A couple of days ago we wrote about Idaho State University's Sports Information Director (SID), Frank Mercogliano, beating ESPN's Joe Schad to the punch in posting news about the Notre Dame news conference announcing Charlie Weis firing. In posting the story, we were having a little fun because Frank's experience just shows how flat the world is becoming and breaking news can come from anywhere (and Joe Schad does work his tail off).
But Rhett Workman of the Snoqulamie Valley Record (Snoqulamie, WA, Population 7,513) decided to take at hit at Mercogliano and accuse this site of "spitting in ESPN's face."
Here is what Workman wrote on his blog:
"Frank Mercogliano, who is the SID over at Idaho State (Kandis Clesson/Softball P/Jr/North Bend), is currently traveling with the Bengal men's basketball team on a road trip back east. Tonight, the Bengals are playing Notre Dame in South Bend, IN, and they arrived there early yesterday. As all of you know by now, the Irish late yesterday canned Charlie Weis as their head football coach.
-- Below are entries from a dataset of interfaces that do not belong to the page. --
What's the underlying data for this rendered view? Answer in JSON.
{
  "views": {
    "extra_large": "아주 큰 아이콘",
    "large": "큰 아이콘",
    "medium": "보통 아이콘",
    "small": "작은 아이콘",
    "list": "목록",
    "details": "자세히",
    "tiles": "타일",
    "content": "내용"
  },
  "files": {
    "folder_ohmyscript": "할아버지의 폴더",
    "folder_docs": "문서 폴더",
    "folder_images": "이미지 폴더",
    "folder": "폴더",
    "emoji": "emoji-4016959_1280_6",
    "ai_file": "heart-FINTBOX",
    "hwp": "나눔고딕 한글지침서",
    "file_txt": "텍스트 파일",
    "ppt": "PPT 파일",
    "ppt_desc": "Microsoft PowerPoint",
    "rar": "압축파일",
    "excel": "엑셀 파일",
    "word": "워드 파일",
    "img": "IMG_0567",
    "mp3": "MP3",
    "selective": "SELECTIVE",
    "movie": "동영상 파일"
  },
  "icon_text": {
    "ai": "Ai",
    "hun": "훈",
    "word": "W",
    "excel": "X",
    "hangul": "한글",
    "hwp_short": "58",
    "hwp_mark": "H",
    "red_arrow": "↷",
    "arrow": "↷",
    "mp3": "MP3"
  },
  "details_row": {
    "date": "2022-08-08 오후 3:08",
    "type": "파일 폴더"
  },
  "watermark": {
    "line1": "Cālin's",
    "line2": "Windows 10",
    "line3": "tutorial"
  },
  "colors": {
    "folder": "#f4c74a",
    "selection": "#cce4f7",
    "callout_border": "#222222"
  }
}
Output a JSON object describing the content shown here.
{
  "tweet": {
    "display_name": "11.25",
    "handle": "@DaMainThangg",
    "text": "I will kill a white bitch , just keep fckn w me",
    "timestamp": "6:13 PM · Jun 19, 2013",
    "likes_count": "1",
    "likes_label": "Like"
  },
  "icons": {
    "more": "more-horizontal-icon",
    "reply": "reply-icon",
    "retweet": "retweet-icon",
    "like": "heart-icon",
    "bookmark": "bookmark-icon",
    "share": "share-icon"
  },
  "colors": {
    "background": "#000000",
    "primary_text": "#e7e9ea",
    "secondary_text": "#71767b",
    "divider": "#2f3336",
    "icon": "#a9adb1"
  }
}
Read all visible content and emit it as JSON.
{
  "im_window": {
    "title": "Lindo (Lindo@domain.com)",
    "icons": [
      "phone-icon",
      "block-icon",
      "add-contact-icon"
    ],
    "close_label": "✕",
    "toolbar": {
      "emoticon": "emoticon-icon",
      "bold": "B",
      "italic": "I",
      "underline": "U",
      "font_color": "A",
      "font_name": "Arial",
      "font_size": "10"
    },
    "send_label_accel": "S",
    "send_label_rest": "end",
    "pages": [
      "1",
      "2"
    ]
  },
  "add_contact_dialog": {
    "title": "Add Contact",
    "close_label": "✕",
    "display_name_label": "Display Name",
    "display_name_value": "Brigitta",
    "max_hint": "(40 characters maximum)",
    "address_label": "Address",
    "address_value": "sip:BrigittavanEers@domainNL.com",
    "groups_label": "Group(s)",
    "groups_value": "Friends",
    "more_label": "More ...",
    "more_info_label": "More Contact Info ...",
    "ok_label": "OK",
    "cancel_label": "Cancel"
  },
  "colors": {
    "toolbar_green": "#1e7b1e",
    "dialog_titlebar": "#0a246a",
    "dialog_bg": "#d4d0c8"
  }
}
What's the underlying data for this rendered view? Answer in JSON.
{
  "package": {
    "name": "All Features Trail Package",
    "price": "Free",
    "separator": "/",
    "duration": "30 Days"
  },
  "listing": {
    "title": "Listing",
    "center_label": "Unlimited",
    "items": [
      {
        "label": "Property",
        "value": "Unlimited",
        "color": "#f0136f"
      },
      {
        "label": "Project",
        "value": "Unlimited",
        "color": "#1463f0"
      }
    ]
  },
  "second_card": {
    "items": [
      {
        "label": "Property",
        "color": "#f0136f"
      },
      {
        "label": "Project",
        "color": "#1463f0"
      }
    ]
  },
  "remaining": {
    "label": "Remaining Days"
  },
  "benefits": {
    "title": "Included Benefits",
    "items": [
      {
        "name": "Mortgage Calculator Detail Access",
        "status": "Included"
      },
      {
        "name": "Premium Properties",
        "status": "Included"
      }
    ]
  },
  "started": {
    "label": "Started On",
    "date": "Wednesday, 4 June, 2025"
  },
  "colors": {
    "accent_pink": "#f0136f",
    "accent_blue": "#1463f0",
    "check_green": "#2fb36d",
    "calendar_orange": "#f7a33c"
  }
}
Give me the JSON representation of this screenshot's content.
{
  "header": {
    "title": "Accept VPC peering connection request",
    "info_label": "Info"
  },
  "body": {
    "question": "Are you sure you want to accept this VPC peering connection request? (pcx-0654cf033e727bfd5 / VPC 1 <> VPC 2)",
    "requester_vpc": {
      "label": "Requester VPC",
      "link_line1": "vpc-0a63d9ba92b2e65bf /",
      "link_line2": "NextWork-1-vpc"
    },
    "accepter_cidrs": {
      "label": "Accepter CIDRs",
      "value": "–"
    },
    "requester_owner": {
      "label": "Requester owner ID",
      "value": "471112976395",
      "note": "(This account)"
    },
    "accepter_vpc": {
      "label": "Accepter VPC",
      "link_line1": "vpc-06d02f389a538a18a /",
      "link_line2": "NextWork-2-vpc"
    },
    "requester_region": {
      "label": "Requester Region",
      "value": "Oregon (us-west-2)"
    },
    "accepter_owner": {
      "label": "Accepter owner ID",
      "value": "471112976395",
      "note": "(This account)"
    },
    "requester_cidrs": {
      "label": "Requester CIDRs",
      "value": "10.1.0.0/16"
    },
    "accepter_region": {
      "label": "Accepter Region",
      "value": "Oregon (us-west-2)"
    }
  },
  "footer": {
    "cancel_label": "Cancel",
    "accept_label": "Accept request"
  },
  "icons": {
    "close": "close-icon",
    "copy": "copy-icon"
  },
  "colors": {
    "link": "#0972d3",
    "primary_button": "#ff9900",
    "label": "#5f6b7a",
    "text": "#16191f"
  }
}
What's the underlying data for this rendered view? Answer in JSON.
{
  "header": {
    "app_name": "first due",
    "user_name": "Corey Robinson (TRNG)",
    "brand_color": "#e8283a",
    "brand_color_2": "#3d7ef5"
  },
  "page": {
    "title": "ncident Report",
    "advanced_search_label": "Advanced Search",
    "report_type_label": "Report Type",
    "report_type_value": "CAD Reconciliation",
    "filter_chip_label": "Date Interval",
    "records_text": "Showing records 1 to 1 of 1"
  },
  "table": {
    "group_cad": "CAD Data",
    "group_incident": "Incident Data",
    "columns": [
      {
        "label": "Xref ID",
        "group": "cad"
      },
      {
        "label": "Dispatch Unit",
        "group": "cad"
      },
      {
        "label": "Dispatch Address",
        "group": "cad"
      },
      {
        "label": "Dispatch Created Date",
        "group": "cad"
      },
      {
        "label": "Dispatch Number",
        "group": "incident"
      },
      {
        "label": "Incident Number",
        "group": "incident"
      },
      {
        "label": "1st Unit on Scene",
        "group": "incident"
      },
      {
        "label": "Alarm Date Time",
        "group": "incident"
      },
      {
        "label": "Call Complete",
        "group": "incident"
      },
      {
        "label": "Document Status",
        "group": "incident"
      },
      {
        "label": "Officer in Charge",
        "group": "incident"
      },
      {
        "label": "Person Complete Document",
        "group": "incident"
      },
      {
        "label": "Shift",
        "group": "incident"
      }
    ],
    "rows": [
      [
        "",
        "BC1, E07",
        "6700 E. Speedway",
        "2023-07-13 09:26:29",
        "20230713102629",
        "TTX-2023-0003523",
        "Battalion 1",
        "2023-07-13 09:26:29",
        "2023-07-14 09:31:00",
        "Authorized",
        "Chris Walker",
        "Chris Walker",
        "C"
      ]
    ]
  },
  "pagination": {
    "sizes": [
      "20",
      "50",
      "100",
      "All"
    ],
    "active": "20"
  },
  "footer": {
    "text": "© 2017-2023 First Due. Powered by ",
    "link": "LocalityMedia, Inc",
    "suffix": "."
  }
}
Well, Mercogliano, according to the Eye on Sports Media blog, supposedly broke the news of the Weis firing on his Facebook page some 15 minutes before ESPN did. This revelation is making Mercogliano a pretty famous man right now, but more so because this is giving some in the blogosphere, at least the blogger from EOSM, an excuse to spit in ESPN's face. He recounts it all on his Bengal Blog.
And, oh, BTW, Mercogliano is one of the majority of SIDs that we have requested to get info from about local athletes at their schools who never have sent us a damn thing. Oh well, what a way to ruin a good story but we had to get that in there.
I had to chuckle when I read that this site was "spitting in ESPN's face", but more about that later.
The bigger issue is Workman choosing to take a hit at Mercogliano and other SID's for not responding to their requests for information on local athletes. He seems to be taking it as a personal affront.
But the reality, and I hear this consistently from SIDs around the country, is that they would like nothing more than to send out the information because it helps the school, the athlete, and the local news organizations. One of the things that challenges them is the current landscape of the local news environment. With the constant turnover of staff and the growing layoffs, they often do not know who or where to send information. An email address that worked three months ago no longer works, nor does the phone number they have for a contact. Does the newspaper call or write them to update the information? No.
Now I have had discussions with a prominent sports public relations consultant who says that the schools like to hide behind this excuse when there is a database service they can subscribe to for the information. I have to disagree because the cost for a subscription is substantial in relative terms to the sports information budget of a small school like Idaho State.
This budget issue leads to the other reality. Idaho State has a sports information staff of two full-time employees (including Mercogliano) and one student assistant. There is only so much that can be done in a day, so is Workman's expectation level to high?
Since Workman is younger than me, I can ask him some questions using the word "Son."
Son, tell me what you did to request the information and what you did to follow up on it? Did you call and leave a voice mail? If the call was not returned, did you follow up? Did you send an email request? If you did not receive a reply, did you send a follow-up email or did you make a follow-up phone call?
Did you even take the time to go to the school's web site to get information? In the time it has taken you to stew over being "ignored", or even less, you could have found out that in the spring of 2009, Kandis Clesson
- lead the team with 19 wins
- had a team leading 16-12 record
- had a team leading ERA of 3.41
Oh and all of the press releases are there as well.
Now, this is not to say that SIDs and representatives of other organizations could not make things easier, and make information accessible in better formats or through more distribution channels (like RSS). In fact, we are talking with a number of SIDs about how they can make their lives easier and more efficient. But that is a topic for another day.
So let's get back to the "Spitting in ESPN's face thing."
First of all, the people at ESPN are great to work with and very responsive to requests, no matter how bizarre they may be (anyone up for a Portugese version of a press release?). They also know that I will not pull punches. If I want to hit at them, I do it directly and not in a back-handed way. One of their senior media relations people reached out to this site some months ago because, in part, he felt that any criticisms of the worldwide leader were fair, balanced and not abusive attacks.
Of course, a good journalist would have researched this before writing things on a BLOG of all places (yes that is a backhanded spit, a one time only thing;-)).
I only found out that he had written his post because of the one reader of his post (since it was posted almost 48 hours ago) that followed the link to this site, and Workman did give me a good chuckle on the spitting thing. But his attack on Frank Mercogliano was uncalled for, and he should write a public apology. After all, why bite the hand that feeds you?
Oh and one last thing. Please don't call this a blog:-).